If you take anything away from Syriana, it might be this: Global dependence on oil is insanely complex, guided by shady deals and murky violence, and there’s nothing you can do about it. Except, perhaps, to make a convoluted Oscar-chasing holiday movie about it. Syriana was written and directed by Stephen Gaghan, who seems to have risen to grab the crown of Hollywood’s Political Truth-Teller that Oliver Stone dropped long ago. The problem is that Gaghan, whose screenplay for the similarly conscientious and overpopulated Traffic won an Oscar, lacks Stone’s skill at marshalling great chunks of data and dozens of characters and forging a rousing masterpiece (see JFK). Gaghan needed either an extra hour (ideally, an eight-episode HBO series) or fewer characters. Syriana probes a significant subject but treats its people as mere stick figures carrying exposition from place to place.

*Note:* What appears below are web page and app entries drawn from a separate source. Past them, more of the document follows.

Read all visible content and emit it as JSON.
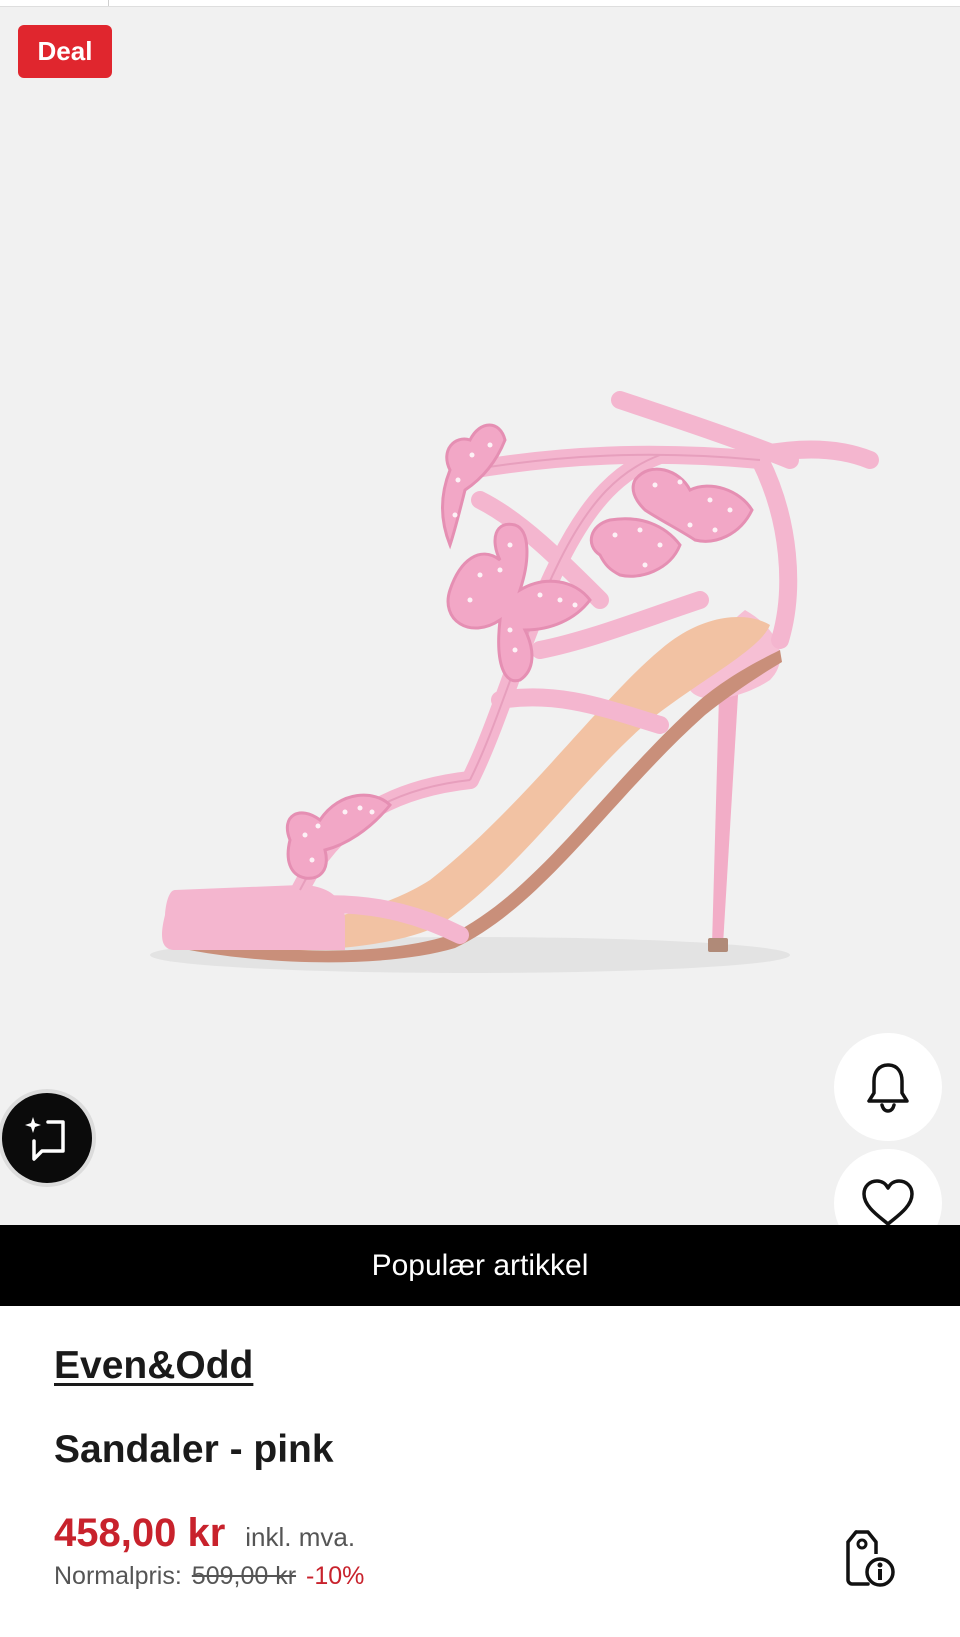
{
  "hero": {
    "badge": "Deal",
    "image_alt": "Rosa sandal med sommerfugler",
    "icons": {
      "bell": "bell-icon",
      "heart": "heart-icon",
      "ai": "sparkle-chat-icon"
    }
  },
  "banner": {
    "text": "Populær artikkel"
  },
  "product": {
    "brand": "Even&Odd",
    "name": "Sandaler - pink",
    "price": "458,00 kr",
    "vat_note": "inkl. mva.",
    "normal_label": "Normalpris:",
    "normal_price": "509,00 kr",
    "discount": "-10%",
    "price_info_icon": "price-tag-info-icon"
  },
  "colors": {
    "deal_red": "#e0262e",
    "price_red": "#c8222c",
    "sandal_pink": "#f4b6cf",
    "insole": "#f2c2a3"
  }
}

Who, for instance, is Bob Barnes? As played by a husky, bearded George Clooney, Bob is a loyal if exhausted CIA veteran, a flabby moth flying too close to the flame. Bob tells the truth about the Middle East, but the people in power have too much at stake in the oil fields. Bob is loosely based on the actual retired CIA agent Robert Baer, who, in his current status as film critic, has praised Syriana‘s “accuracy.” Maybe so, but I’d hate to think Baer in real life is as colorless as Bob Barnes is written. Clooney, an old hand at casual masculine authority, does what he can to make Bob interesting, but the character is little more than a martyr.
A prominent Texas oil company loses its gas-drilling bid in the Middle East to the Chinese. Another company cozies up to Kazakhstan and wins drilling rights there. The two companies merge, and various people — the powerful and powerless, their motives often far from clear — buzz around the money. The talk (a lot of it) in Syriana is very obscure and knowing; Gaghan does catch the way powerful men must address each other across glass tables or over cigars. The movie acknowledges the ambition of younger players like Matt Damon’s energy analyst (who turns a personal tragedy into a cash register), Jeffrey Wright’s Washington attorney (who keeps having to go home to his sourly disapproving dad), and Alexander Siddig’s shrewd Prince Nasir (who’s willing to do business as long as military occupation isn’t in the contract).
The saturnine Alexander Siddig, projecting mystery and intelligence, steals the film. But his character is as ill-defined as any other. We meet two laid-off Pakistani field workers (Mazhar Munir and Sonnell Dadral) who fall under the thrall of an Egyptian and become suicide bombers, and Gaghan obviously means them to be two of the many threads that make up the huge codependent web of oil mastery (violence in Gulf nations keeps the political hot potato rolling and is good for business). But their story could be a movie in itself, and the scrap of screen time they get isn’t enough for Gaghan to develop a plausible shift from hard-luck guys to terrorists. Everyone else labors under the movie’s weight, too — Matt Damon’s family-man character seems to capitalize on his tragic loss within minutes of the funeral, and poor Amanda Peet, as his wife, has nothing to do except look stricken. (She doesn’t even get a great “I know you’re an asshole but I’m staying with you because the lifestyle is worth it” speech like the one she skewered Ben Affleck with in Changing Lanes.)
Like Traffic, Syriana is aimed at the middle-aged, upper-middle-class white audience and structured as a position paper: This is why you should care about The War on Drugs or Our Dependence on Oil. Also like Traffic, the movie — liberal as it tries to be — draws on xenophobia. In Traffic, the sucker-punch message was that if drugs aren’t decriminalized, your white daughter will sleep with black men. Syriana says that if we don’t kick our oil addiction, our corporations and politicians will hop into bed (figuratively) with swarthy, corrupt Arabs. And both end up saying that the problem is too big for you to solve, anyway, so you might as well go home and hug your kids. Gaghan wants credit for merely pointing out the problem. Duly noted. In that spirit — and in the truth-telling spirit of Bob Barnes — I must point out that Gaghan, however well-intentioned, is better suited to writing op-eds than to crafting movies with characters we can care about.